TASK TO COMPLETE: Pull out every line in the data that has the string "button" in it.

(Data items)
★ ★ ★

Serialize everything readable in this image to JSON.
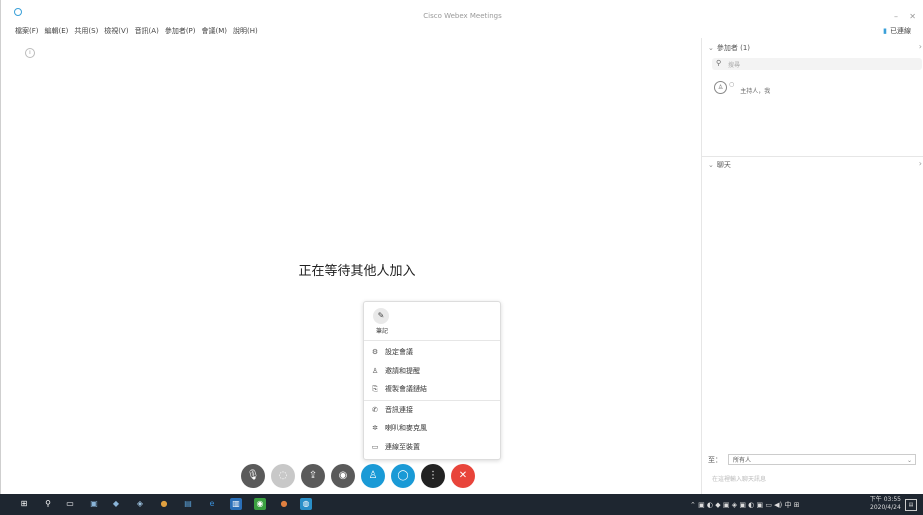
{
  "window": {
    "title": "Cisco Webex Meetings",
    "minimize": "–",
    "close": "✕"
  },
  "menubar": {
    "items": [
      "檔案(F)",
      "編輯(E)",
      "共用(S)",
      "檢視(V)",
      "音訊(A)",
      "參加者(P)",
      "會議(M)",
      "說明(H)"
    ],
    "status": "已連線"
  },
  "stage": {
    "waiting_text": "正在等待其他人加入"
  },
  "participants_panel": {
    "title": "參加者 (1)",
    "search_placeholder": "搜尋",
    "participant_role": "主持人，我"
  },
  "chat_panel": {
    "title": "聊天",
    "to_label": "至：",
    "to_value": "所有人",
    "input_placeholder": "在這裡輸入聊天訊息"
  },
  "more_menu": {
    "notes_label": "筆記",
    "items": [
      {
        "icon": "gear-circle-icon",
        "glyph": "⚙",
        "label": "設定會議"
      },
      {
        "icon": "person-add-icon",
        "glyph": "♙",
        "label": "邀請和提醒"
      },
      {
        "icon": "copy-link-icon",
        "glyph": "⎘",
        "label": "複製會議鏈結"
      },
      {
        "icon": "phone-icon",
        "glyph": "✆",
        "label": "音訊連接"
      },
      {
        "icon": "speaker-settings-icon",
        "glyph": "✲",
        "label": "喇叭和麥克風"
      },
      {
        "icon": "video-system-icon",
        "glyph": "▭",
        "label": "連線至裝置"
      }
    ]
  },
  "controls": [
    {
      "name": "mute-button",
      "icon": "microphone-icon",
      "glyph": "🎙",
      "color": "#5a5a5a"
    },
    {
      "name": "video-button",
      "icon": "video-off-icon",
      "glyph": "◌",
      "color": "#c8c8c8"
    },
    {
      "name": "share-button",
      "icon": "share-icon",
      "glyph": "⇪",
      "color": "#5a5a5a"
    },
    {
      "name": "record-button",
      "icon": "record-icon",
      "glyph": "◉",
      "color": "#5a5a5a"
    },
    {
      "name": "participants-button",
      "icon": "person-icon",
      "glyph": "♙",
      "color": "#1a9ad6"
    },
    {
      "name": "chat-button",
      "icon": "chat-icon",
      "glyph": "◯",
      "color": "#1a9ad6"
    },
    {
      "name": "more-button",
      "icon": "more-icon",
      "glyph": "⋮",
      "color": "#222222"
    },
    {
      "name": "end-meeting-button",
      "icon": "close-icon",
      "glyph": "✕",
      "color": "#e8443a"
    }
  ],
  "taskbar": {
    "time": "下午 03:55",
    "date": "2020/4/24"
  }
}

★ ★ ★

TASK ANSWER:
      "name": "mute-button",
      "name": "video-button",
      "name": "share-button",
      "name": "record-button",
      "name": "participants-button",
      "name": "chat-button",
      "name": "more-button",
      "name": "end-meeting-button",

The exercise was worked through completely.